**Exercise prompt**
Search the records for the string "note" and copy every line where it turns up.
Top of Data provided
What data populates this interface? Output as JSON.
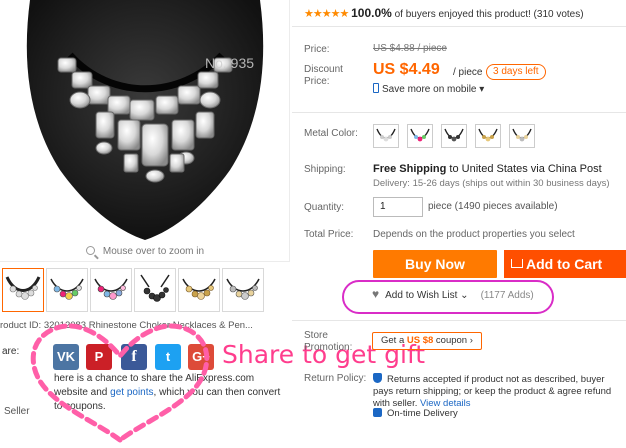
{
  "gallery": {
    "main_image_alt": "necklace-photo",
    "watermark": "No. 935",
    "zoom_hint": "Mouse over to zoom in",
    "thumbnails": [
      "thumb-1",
      "thumb-2",
      "thumb-3",
      "thumb-4",
      "thumb-5",
      "thumb-6"
    ],
    "product_id": "roduct ID: 32012083  Rhinestone Choker Necklaces & Pen..."
  },
  "share": {
    "label": "are:",
    "networks": [
      "VK",
      "P",
      "f",
      "t",
      "G+"
    ],
    "promo": "Share to get gift",
    "text_before": "here is a chance to share the AliExpress.com website and ",
    "text_link": "get points",
    "text_after": ", which you can then convert to coupons."
  },
  "seller": {
    "label": "Seller"
  },
  "rating": {
    "stars": "★★★★★",
    "percent": "100.0%",
    "text": "of buyers enjoyed this product! (310 votes)"
  },
  "pricing": {
    "price_label": "Price:",
    "old_price": "US $4.88 / piece",
    "discount_label_1": "Discount",
    "discount_label_2": "Price:",
    "price": "US $4.49",
    "per_piece": "/ piece",
    "days_left": "3 days left",
    "mobile": "Save more on mobile"
  },
  "options": {
    "metal_color_label": "Metal Color:",
    "swatch_count": 5
  },
  "shipping": {
    "label": "Shipping:",
    "free": "Free Shipping",
    "to": "to",
    "destination": "United States via China Post",
    "delivery": "Delivery: 15-26 days (ships out within 30 business days)"
  },
  "quantity": {
    "label": "Quantity:",
    "value": "1",
    "note": "piece (1490 pieces available)"
  },
  "total": {
    "label": "Total Price:",
    "note": "Depends on the product properties you select"
  },
  "actions": {
    "buy_now": "Buy Now",
    "add_to_cart": "Add to Cart",
    "wishlist": "Add to Wish List",
    "wishlist_count": "(1177 Adds)"
  },
  "store_promotion": {
    "label_1": "Store",
    "label_2": "Promotion:",
    "coupon_prefix": "Get a ",
    "coupon_value": "US $8",
    "coupon_suffix": " coupon"
  },
  "return_policy": {
    "label": "Return Policy:",
    "text": "Returns accepted if product not as described, buyer pays return shipping; or keep the product & agree refund with seller.",
    "link": "View details"
  },
  "delivery_badge": "On-time Delivery",
  "colors": {
    "accent": "#ff6600",
    "buy": "#ff7a00",
    "cart": "#ff4f00",
    "link": "#1b67c4",
    "promo": "#ff3d8d",
    "ellipse": "#d92cc7"
  }
}
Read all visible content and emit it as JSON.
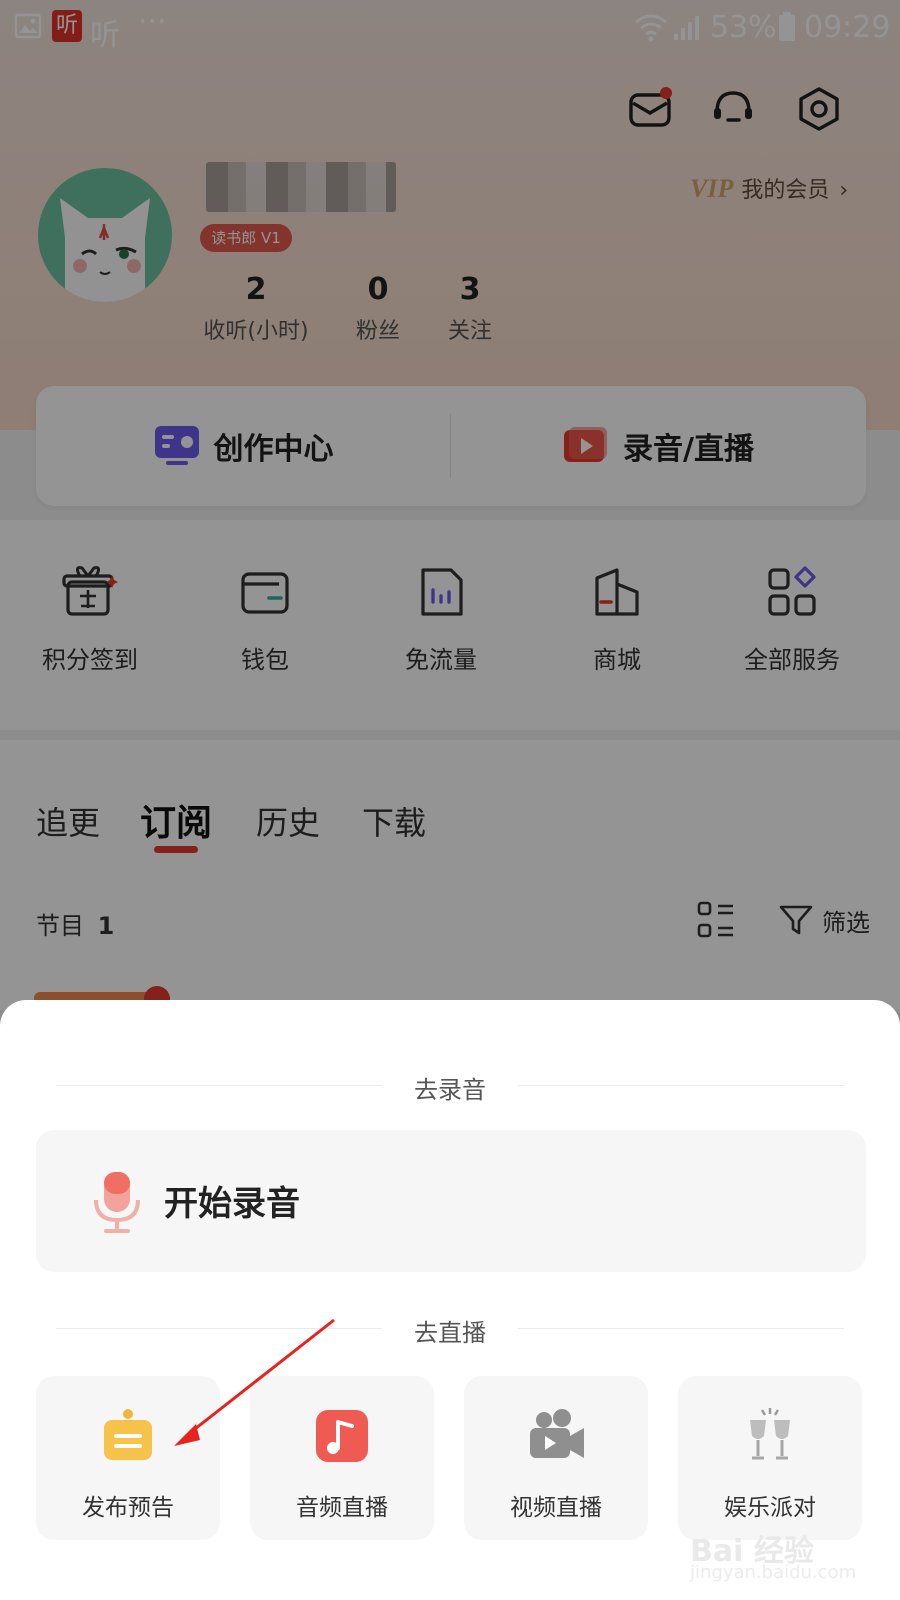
{
  "status_bar": {
    "battery": "53%",
    "time": "09:29",
    "app_badge": "听",
    "app_name": "听",
    "more": "···"
  },
  "profile": {
    "level_badge": "读书郎 V1",
    "vip_logo": "VIP",
    "vip_label": "我的会员",
    "stats": [
      {
        "value": "2",
        "label": "收听(小时)"
      },
      {
        "value": "0",
        "label": "粉丝"
      },
      {
        "value": "3",
        "label": "关注"
      }
    ]
  },
  "creator_card": {
    "left_label": "创作中心",
    "right_label": "录音/直播"
  },
  "services": [
    {
      "label": "积分签到",
      "icon": "gift-sign-icon"
    },
    {
      "label": "钱包",
      "icon": "wallet-icon"
    },
    {
      "label": "免流量",
      "icon": "data-chart-icon"
    },
    {
      "label": "商城",
      "icon": "shop-icon"
    },
    {
      "label": "全部服务",
      "icon": "grid-services-icon"
    }
  ],
  "tabs": [
    "追更",
    "订阅",
    "历史",
    "下载"
  ],
  "active_tab": "订阅",
  "list_header": {
    "label": "节目",
    "count": "1",
    "filter_label": "筛选"
  },
  "sheet": {
    "record_section": "去录音",
    "record_button": "开始录音",
    "live_section": "去直播",
    "live_options": [
      {
        "label": "发布预告",
        "icon": "announcement-icon"
      },
      {
        "label": "音频直播",
        "icon": "music-note-icon"
      },
      {
        "label": "视频直播",
        "icon": "video-camera-icon"
      },
      {
        "label": "娱乐派对",
        "icon": "party-cheers-icon"
      }
    ]
  },
  "watermark": {
    "brand": "Bai 经验",
    "url": "jingyan.baidu.com"
  }
}
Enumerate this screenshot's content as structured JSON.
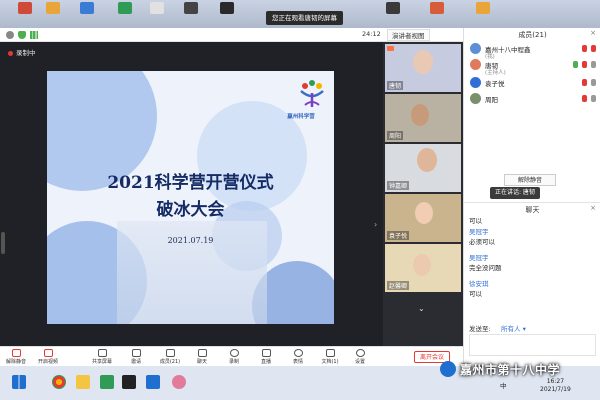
{
  "overlay": {
    "screen_share_hint": "您正在观看唐韧的屏幕"
  },
  "toolbar_top": {
    "timer": "24:12",
    "view_mode": "演讲者视图"
  },
  "stage": {
    "recording_label": "录制中",
    "slide": {
      "title_line1": "2021科学营开营仪式",
      "title_line2": "破冰大会",
      "date": "2021.07.19",
      "logo_text": "赢州科学营"
    }
  },
  "video_tiles": [
    {
      "name": "唐韧"
    },
    {
      "name": "周阳"
    },
    {
      "name": "钟嘉卿"
    },
    {
      "name": "袁子悦"
    },
    {
      "name": "赵馨卿"
    }
  ],
  "bottom_toolbar": {
    "items": [
      "解除静音",
      "开启视频",
      "共享屏幕",
      "邀请",
      "成员(21)",
      "聊天",
      "录制",
      "直播",
      "表情",
      "文档(1)",
      "设置"
    ],
    "leave": "离开会议"
  },
  "members": {
    "title": "成员(21)",
    "list": [
      {
        "name": "嘉州十八中程鑫",
        "role": "(我)",
        "avatar_color": "#5c8fd6"
      },
      {
        "name": "唐韧",
        "role": "(主持人)",
        "avatar_color": "#e07a5f"
      },
      {
        "name": "袁子悦",
        "role": "",
        "avatar_color": "#2f6fd6"
      },
      {
        "name": "周阳",
        "role": "",
        "avatar_color": "#7a8f6a"
      }
    ],
    "unmute_all": "解除静音",
    "speaking": "正在讲话: 唐韧"
  },
  "chat": {
    "title": "聊天",
    "messages": [
      {
        "sender": "",
        "text": "可以"
      },
      {
        "sender": "吴冠宇",
        "text": "必须可以"
      },
      {
        "sender": "吴冠宇",
        "text": "完全没问题"
      },
      {
        "sender": "徐安琪",
        "text": "可以"
      }
    ],
    "send_to_label": "发送至:",
    "send_to_value": "所有人"
  },
  "taskbar": {
    "lang": "中",
    "time": "16:27",
    "date": "2021/7/19"
  },
  "watermark": "嘉州市第十八中学",
  "colors": {
    "accent": "#2f6fd6",
    "danger": "#e53935",
    "slide_title": "#152b66"
  }
}
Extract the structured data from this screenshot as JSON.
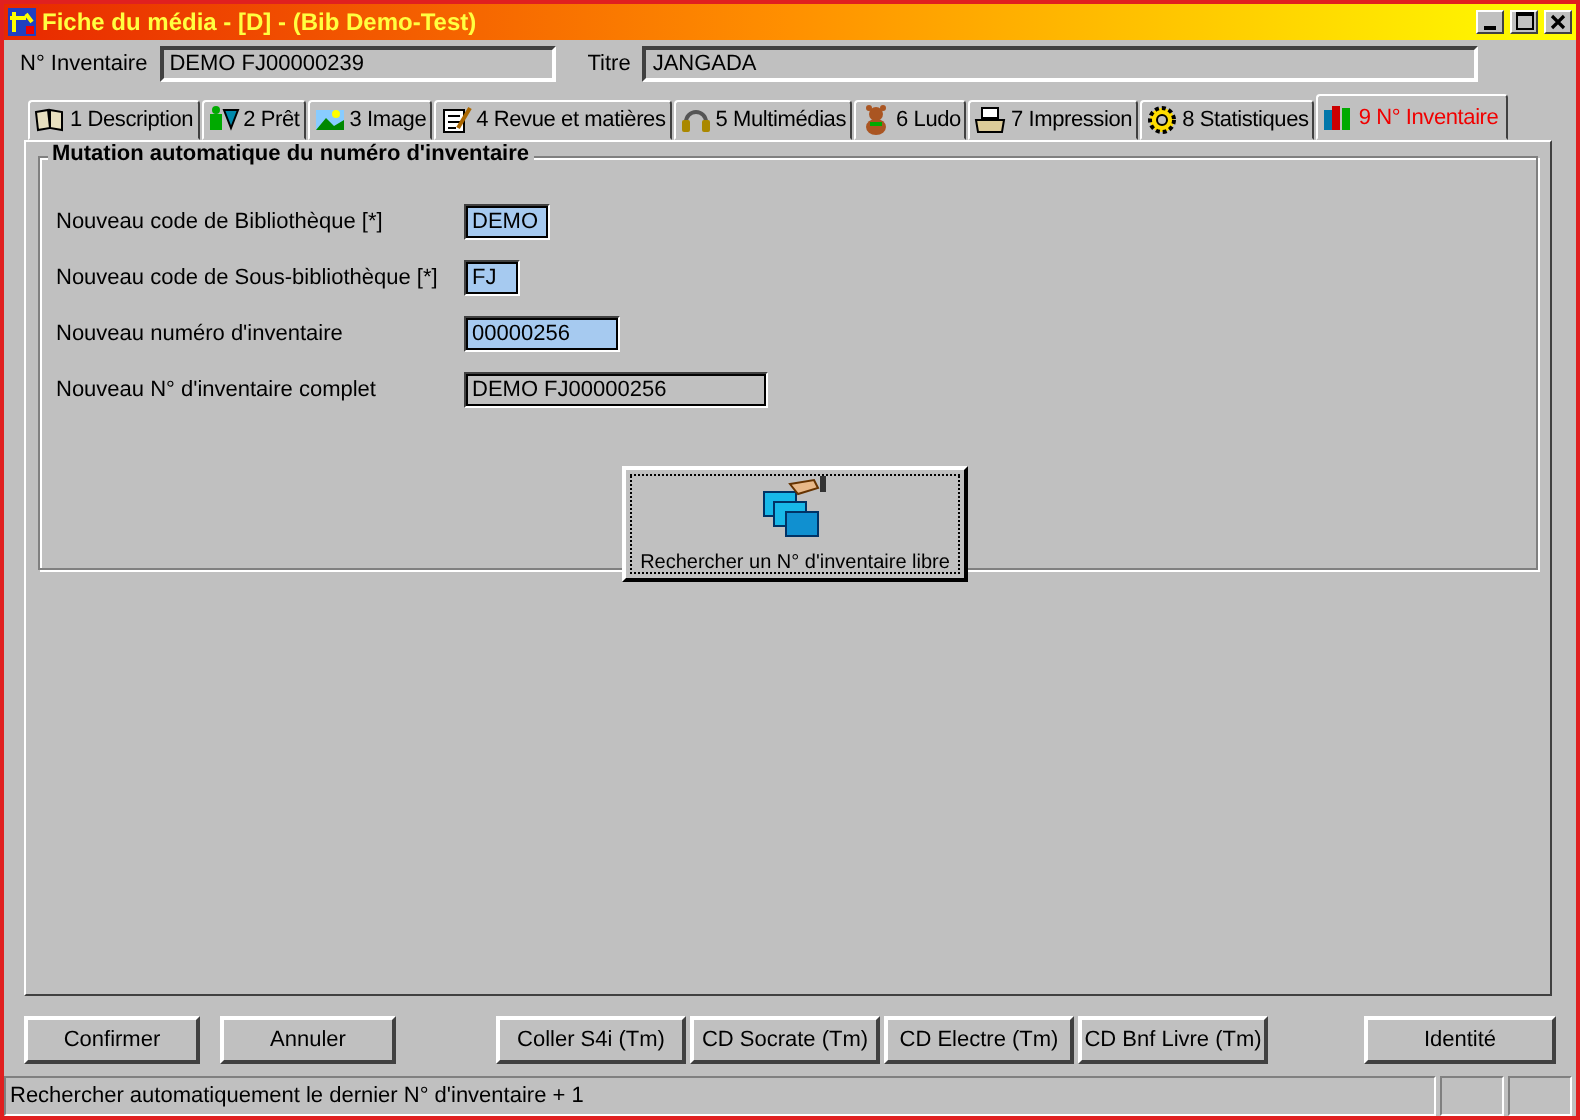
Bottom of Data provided
**Task response**
    "note": "piece (1490 pieces available)"
    "note": "Depends on the product properties you select"
        "icon": "music-note-icon"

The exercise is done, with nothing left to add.